The University understands the questions and concerns raised by many Rhode Islanders and numerous URI community members since we decided to close two operations on the W. Alton Jones Campus — the Whispering Pines Conference Center and Environmental Education Center. 

We are also disappointed, but given widespread cancellations for the use of the two facilities because of the COVID-19 pandemic and other longstanding financial issues, we felt they were our best course of action. We did not take such steps without long and difficult deliberations about a place that we have supported and developed to serve the young people and professionals of Rhode Island and beyond.

The campus remains open and is an important locus of research projects and field work for classes in our environmental sciences, which have been a central part of the campus since its earliest days.  Its 2,300 acres of woodlands, farmland and waterways have given generations of children and adults experiences that they still treasure today. We can assure everyone that the importance, meaning and impact of the campus on Rhode Island will figure prominently in our discussions as we plan its future use.

Question: The statement I’ve seen says that the Whispering Pines Conference Center and the Environmental Education Center are closing. What about the Alton Jones campus as a whole? Will it remain open and in use for other purposes? Are there other buildings or facilities there that are remaining open?

Answer: The campus grounds are not closed. They remain open for research projects and field work for classes in our environmental sciences, which have been a central part of the campus since its earliest days. In fact, when the University took possession of the land, about 1,000 acres were permanently set aside as a research preserve. Over the years, URI faculty and students have conducted research on wildflowers, salamanders and their movements, aquatic life and the health of the campus’ ponds and ecosystem, fish populations in comparison with those in heavily developed portions of the state, white-tailed deer and erosion control among many others.

Question: NBC10 reported that the road to the campus is blocked off. Wouldn’t it usually be open? Why is it closed?

Answer: Security measures were implemented March 30 due to the  COVID-19 pandemic. Most of the employees were working remotely, and fewer people were on the campus. We limited access to the public for their own safety because there would be no one available if they needed help. Prior to this action, even during full operations the campus was generally not open to visitors in order to ensure the safety of the children enjoying the campus for school field trips and camps and professionals attending conferences.

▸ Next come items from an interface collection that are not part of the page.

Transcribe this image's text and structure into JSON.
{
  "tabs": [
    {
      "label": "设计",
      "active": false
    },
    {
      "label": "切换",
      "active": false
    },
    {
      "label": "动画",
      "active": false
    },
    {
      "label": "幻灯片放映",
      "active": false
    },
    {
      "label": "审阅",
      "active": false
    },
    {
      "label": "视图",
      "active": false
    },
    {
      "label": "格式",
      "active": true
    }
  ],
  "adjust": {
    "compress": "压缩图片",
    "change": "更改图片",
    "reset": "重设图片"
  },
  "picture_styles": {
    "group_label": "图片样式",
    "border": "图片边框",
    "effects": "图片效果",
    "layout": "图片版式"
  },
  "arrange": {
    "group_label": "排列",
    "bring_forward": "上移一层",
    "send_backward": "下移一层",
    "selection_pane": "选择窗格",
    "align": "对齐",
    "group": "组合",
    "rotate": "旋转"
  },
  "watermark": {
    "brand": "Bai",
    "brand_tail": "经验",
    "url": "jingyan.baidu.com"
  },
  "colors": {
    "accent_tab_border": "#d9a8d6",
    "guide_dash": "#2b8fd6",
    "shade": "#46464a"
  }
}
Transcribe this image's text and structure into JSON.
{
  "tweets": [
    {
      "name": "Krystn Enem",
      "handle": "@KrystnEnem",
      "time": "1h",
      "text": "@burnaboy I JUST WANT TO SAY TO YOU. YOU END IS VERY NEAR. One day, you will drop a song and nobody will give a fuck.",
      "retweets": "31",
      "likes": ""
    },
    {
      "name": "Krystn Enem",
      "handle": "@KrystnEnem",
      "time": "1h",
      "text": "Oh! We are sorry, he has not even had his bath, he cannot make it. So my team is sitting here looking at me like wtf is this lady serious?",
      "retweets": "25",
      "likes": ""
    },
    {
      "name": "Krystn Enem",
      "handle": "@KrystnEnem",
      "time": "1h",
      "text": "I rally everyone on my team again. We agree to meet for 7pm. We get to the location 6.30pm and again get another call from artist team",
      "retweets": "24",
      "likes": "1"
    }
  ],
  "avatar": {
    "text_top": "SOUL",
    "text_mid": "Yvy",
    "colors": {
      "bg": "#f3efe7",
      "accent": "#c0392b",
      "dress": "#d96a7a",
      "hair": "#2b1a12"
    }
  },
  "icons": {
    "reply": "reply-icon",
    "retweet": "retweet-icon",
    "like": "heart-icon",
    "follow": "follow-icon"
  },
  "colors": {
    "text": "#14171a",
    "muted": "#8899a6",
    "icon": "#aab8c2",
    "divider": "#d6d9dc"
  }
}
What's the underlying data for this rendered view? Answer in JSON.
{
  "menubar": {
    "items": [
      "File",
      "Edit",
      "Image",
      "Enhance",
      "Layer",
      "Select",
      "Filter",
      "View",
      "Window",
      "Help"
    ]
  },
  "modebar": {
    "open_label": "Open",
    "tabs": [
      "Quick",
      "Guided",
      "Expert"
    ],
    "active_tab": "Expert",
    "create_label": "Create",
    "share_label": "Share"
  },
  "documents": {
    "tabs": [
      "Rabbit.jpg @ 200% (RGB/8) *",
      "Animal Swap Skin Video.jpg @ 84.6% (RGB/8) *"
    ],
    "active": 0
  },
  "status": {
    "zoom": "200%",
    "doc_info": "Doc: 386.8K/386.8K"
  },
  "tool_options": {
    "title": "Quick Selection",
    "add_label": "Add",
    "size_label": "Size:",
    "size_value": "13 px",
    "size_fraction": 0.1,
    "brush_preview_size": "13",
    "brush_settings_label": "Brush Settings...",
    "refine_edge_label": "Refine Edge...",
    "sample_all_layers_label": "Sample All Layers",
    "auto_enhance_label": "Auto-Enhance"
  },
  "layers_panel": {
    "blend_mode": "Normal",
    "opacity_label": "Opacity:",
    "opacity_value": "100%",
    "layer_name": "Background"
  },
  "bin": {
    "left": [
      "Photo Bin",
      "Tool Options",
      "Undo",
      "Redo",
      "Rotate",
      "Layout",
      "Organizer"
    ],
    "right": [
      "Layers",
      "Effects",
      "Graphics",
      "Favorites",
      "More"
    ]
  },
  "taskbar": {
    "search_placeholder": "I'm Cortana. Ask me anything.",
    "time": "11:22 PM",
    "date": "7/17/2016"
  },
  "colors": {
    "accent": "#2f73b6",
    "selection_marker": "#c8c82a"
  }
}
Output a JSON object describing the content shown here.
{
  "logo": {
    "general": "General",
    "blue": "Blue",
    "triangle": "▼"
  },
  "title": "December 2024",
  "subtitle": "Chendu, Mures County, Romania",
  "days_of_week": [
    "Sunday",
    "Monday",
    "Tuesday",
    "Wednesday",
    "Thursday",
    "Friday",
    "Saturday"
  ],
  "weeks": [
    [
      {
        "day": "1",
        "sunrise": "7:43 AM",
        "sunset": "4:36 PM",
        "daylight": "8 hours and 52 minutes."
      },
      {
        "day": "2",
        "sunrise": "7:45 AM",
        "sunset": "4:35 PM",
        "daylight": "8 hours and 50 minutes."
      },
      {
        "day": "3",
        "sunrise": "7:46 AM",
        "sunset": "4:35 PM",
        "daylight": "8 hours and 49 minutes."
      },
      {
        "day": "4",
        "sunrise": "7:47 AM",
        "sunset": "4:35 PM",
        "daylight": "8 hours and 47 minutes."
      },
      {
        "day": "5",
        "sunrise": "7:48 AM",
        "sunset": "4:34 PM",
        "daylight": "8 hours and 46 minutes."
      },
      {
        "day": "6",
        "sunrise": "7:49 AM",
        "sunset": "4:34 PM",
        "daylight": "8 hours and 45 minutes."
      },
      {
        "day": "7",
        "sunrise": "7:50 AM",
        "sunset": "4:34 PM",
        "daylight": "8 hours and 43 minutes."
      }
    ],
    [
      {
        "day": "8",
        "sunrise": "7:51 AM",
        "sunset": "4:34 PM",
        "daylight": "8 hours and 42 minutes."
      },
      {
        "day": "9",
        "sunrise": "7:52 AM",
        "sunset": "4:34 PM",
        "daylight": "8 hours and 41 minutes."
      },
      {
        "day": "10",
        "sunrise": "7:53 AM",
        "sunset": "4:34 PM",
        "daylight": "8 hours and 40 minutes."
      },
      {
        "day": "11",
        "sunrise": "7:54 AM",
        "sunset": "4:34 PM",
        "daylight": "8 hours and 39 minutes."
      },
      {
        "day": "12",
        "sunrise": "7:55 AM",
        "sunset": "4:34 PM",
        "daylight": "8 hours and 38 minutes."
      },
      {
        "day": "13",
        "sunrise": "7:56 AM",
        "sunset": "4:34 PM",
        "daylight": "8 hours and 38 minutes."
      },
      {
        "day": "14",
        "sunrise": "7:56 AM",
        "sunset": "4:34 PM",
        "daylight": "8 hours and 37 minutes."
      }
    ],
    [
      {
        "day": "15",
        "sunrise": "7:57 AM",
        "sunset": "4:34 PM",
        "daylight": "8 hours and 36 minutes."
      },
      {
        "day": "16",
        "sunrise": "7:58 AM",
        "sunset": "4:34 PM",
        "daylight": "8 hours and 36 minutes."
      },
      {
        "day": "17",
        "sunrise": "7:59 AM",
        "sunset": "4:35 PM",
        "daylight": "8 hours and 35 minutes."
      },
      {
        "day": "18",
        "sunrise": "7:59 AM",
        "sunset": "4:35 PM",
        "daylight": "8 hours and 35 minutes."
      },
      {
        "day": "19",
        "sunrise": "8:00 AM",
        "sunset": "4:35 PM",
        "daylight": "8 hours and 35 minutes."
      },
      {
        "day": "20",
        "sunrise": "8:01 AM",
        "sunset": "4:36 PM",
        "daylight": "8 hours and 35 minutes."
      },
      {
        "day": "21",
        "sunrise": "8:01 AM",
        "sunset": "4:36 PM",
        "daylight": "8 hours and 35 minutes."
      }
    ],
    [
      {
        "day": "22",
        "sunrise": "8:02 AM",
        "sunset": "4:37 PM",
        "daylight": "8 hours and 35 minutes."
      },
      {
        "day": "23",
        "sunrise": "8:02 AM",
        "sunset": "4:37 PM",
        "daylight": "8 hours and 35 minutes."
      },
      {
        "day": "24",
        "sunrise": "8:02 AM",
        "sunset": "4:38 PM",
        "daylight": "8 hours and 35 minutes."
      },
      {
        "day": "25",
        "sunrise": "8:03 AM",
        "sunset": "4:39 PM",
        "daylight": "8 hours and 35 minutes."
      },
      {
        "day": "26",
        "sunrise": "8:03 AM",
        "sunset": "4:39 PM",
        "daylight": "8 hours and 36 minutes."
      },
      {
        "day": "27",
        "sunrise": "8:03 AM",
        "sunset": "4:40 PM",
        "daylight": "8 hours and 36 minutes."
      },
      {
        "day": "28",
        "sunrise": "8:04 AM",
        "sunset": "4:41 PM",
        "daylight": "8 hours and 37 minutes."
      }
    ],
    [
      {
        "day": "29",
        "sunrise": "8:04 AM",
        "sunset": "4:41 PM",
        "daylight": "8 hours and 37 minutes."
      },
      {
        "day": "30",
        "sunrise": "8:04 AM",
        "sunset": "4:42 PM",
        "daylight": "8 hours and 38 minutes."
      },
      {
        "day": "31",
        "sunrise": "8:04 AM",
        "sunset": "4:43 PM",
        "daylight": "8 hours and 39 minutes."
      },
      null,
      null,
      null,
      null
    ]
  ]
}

Question: Someone told us that when Alton Jones (or his family) bequeathed the land to the university they requested that it be preserved and used for education. Is that correct?

Answer: According to an official history of the campus, published in 2012 to mark the campus’ 50 anniversary, the gift of what was then Hianloland Farm to the University from Nettie Marie Jones, the wife of W. Alton Jones, and the W. Alton Jones Foundation, was “made without restriction, which meant that everything that remained on the property–from the buildings, to the towels, to the farm animals and equipment–was included in the gift.” At the dedication on April 18, 1964, Francis Horn, the URI president at the time, envisioned a place that would welcome urban children who could learn and benefit from programs “that develop in young people a sense of adventure and purpose.”

Question: What are the University’s plans for the campus now that the buildings are closing?

Answer: The campus grounds will remain open for research activities and field work for URI students. The history of the campus and its role in environmental education and research will be central to our discussions about its future. 

Question: In regard to the cancellation of summer camps, how many children and how many counselors and other staff are affected?

Answer:  For the discontinued summer camps we were expecting about 1,000 campers and counselors.

Question: I know that weddings are held at the campus. Are there plans to still hold weddings there this summer?

Answer: We discontinued weddings a few years ago because they weren’t profitable.

Question: Are there plans to sell the land?

Answer: There are no plans to sell the land.

Question: Would this decision have been made if the coronavirus pandemic had not occurred?

Answer: The Whispering Pines Conference Center and the Environmental Education Center on the W. Alton Jones Campus of the University of Rhode Island have been struggling financially for several years. The decision to close them in early July comes after many efforts by the University to improve the financial situation.

Given COVID-19 related health and safety directives enacted this year to support summer camps and events, the University determined it would be cost prohibitive to try to maintain these activities in the current financial climate. We know that Whispering Pines and the EEC have been enjoyed and supported by thousands of adults and youngsters.

Seventeen staff members are currently employed at the campus.  A maintenance crew will remain on site and where possible employees will be placed in available positions at the University to minimize employment impacts from this decision.